Although the UK has near fetishized the term ‘widening participation’, I think we would claim a reasonable understanding of what it might mean. My fear however is that it is not in international terms as universally understood. Australia’s own programme of addressing under-representation in higher education is most usually referred to as ‘equity’: a term which UK-ers might themselves find an extremely vague one, which has not really been adopted in any political or social sphere.
But ‘inclusion’ itself is a potential minefield too. Researchers and practitioners with an interest in disability have quite a specific (if expansive) understanding of the term as relating to disability. And when attached to an area of interest, for example ‘inclusive curriculum’ it has the potential to mean quite different things to different constituencies.
So in the UK we often revert to the safe haven of ‘widening participation’ to capture our territory.
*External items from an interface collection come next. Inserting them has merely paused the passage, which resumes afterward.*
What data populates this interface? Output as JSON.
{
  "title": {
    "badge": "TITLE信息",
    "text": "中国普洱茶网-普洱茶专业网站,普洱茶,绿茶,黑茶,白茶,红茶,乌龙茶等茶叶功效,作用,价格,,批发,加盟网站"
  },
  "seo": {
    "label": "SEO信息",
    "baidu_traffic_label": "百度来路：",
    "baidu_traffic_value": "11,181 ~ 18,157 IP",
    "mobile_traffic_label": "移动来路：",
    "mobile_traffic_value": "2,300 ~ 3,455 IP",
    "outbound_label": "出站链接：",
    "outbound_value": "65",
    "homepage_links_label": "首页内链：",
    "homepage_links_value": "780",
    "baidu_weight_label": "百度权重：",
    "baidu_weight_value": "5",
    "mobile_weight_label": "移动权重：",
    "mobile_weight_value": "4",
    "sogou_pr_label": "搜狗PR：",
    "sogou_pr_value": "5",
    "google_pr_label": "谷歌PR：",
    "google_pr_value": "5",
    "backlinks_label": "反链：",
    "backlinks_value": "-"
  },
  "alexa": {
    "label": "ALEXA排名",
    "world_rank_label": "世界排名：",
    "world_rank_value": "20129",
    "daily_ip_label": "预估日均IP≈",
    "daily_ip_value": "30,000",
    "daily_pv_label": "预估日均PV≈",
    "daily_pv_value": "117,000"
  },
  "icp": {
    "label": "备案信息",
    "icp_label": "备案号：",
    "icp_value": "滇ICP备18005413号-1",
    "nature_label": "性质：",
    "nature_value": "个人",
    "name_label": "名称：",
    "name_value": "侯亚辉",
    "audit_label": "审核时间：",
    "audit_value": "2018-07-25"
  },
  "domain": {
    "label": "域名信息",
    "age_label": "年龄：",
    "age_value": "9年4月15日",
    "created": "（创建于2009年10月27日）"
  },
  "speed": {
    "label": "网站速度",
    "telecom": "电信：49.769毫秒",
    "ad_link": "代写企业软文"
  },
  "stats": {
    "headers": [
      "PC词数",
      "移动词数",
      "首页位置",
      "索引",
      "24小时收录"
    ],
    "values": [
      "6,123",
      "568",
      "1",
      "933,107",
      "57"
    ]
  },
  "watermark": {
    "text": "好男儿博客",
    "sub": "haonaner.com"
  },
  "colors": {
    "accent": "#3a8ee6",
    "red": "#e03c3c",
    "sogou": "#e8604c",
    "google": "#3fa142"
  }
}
In the process we risk marginalisation of our international colleagues, but we also risk something much more serious – the obfuscation of the social justice value itself. Many commentators have pondered the policy and practice of widening participation in UK higher education and concluded that much of the difficulty in achieving a consistent message lies in the reality that the UK policy initiative, which commenced in earnest with the election of the 1997 Labour Government, was not in actual fact a policy to widen participation at all. Rather it was a policy to increase participation in absolute terms, couched in a cozy rhetoric. Universities saw the benefits of a programme of expansion and ran with the notion, espousing social justice values often as a marketing strategy to maximise recruitment. No universities felt particularly constrained in how they might respond to the policy goal, because it was vague enough to allow for almost any action to count. We are all aware of the baggage the term ‘widening participation’ has accumulated over its 15 year trajectory and the still present dangers of perpetuating a deficit model which places the student, rather than the institution, as lacking in ‘what it takes’ to succeed.
Although this has lead me (with others) to call for a radical rethink in terminology, I find myself, whilst puzzling through this conference title, to think that I’ve not got any real answers. I’m such a hypocrite. Ho hum.
As a postscript this this blog: we’ve decided to remain with the title Discourses of Inclusion, but for the benefit of certain audiences, to add direct reference to ‘widening participation’ (with all its conceptual and political baggage). So all look now to the OU’s Widening Participation Conference 2012: Discourses of Inclusion in Higher Education. We’ll see you there!